“Even if people don’t end up switching to a low-cost lender, they can still use these low rates in their research to get a benchmark of what’s competitive and what’s not.”
Mortgage broker and Madd Home Loans founder George Samios says his firm is refinancing about $20 million a week after the RBA’s decision to raise rates.
According to loan data from the Australian Bureau of Statistics, the refinancing wave began long before the RBA officially moved rates.
Total external refinancing increased 4.6% in March 2022 to $33 billion, up 28.2% from March 2021. Within that, owner-occupant refinancing increased 4%, while refinancing of investors increased by 5.7%.
“Everyone is looking at their loans now,” says Samios.
Any borrower who hasn’t heard from their lender in the past 12 months should take a look at their current deal and determine if they can get a better deal, he says.
“Banks are not charities. They are not made to be nice to people, they are there to make money.
“If you don’t review your loan once a year, you’re losing thousands of dollars. That is the most important point to take away.”
Samios says a broker is worth considering, as they will negotiate with lenders for the best rate. Every loan he has made in his 20-year career was negotiated to get the best deal.
Going through a broker may mean that some borrowers who have the right amount of capital might be able to get better deals at the bigger banks, which are now also trying to compete on price.
Generally speaking, any variable loan with an interest rate that starts at 3 or 4 means the borrower is “being severely scammed,” it adds.
Switching a $2 million home loan from the average variable rate of 3.17 percent to one of the lower variable rates would save homeowners up to $41,446 over two years, according to analysis by RateCity.
check the fine print
That’s based on the average variable rate of 2.10 percent at three of the cheapest lenders.
A borrower with a $1 million mortgage who refinanced at an interest rate of 2.02 percent, based on the average of the three cheapest lenders for that loan size, would save $21,522 over two years.
That’s big savings, but borrowers should still check the fine print, no matter who they’re refinancing with.
“What you need to be very careful about is the terms of the loan,” says University of NSW business school professor Richard Holden.
“The story of the US subprime crisis went way beyond subprime mortgages to people with very good credit ratings who got things like adjustable rate mortgages and didn’t pay attention to the letter small, which said: ‘You are going to climb the base 25 times. points a quarter after the end of the adjustable rate period.

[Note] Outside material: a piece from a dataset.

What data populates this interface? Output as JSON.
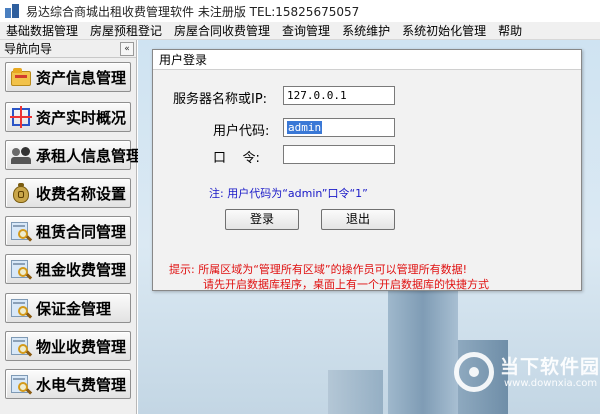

He says borrowers should make sure they understand the differences between their current loan and their new one.
“Competition is good, getting a lower rate is good. These smaller lenders probably won’t make much headway in the market by offering a higher interest rate, so it’s only natural that they offer a lower interest rate.
“He just wants to make sure he’s not paying for it some other way.”
But he adds that borrowers should be equally aware of the risks that inertia brings and simply choose to stay with their lender.
One difference between a larger lender and a smaller lender is often the level of customer service provided, adds Tindall. “That does not mean that one is better than the other. It’s often about your needs and your personality,” she says.
“Smaller lenders tend to have fewer resources. However, you may like their more personalized style of customer service. You won’t know unless you try it, so do exactly that.”
She suggests potential refinancers call their potential lender’s call center and “ask some tough questions,” take a look at their website or use their online chat service to see how easy it is to find key information.
For example, if it’s hard to find information about rates and fees, that can be a red flag.
“Clients looking for a clearing account should be aware that some low-cost lenders offer ‘clearing’ services where the money is not held in a separate bank account,” he adds.
“While this may not concern some customers, people who like the idea of keeping their money separate from their mortgage loan may prefer to use a more traditional clearing account.”
It’s also a good idea to read reviews of what real customers are saying. “Doing this research will also help you feel prepared and informed and that’s important,” she says.
“The bottom line is that it’s important to be happy with your home loan provider, otherwise you could end up feeling uncomfortable for years.
“If you basically like the idea of having your home loan with a bank that offers a suite of other products and at least a handful of physical branches, there are still plenty of competitive offerings out there.”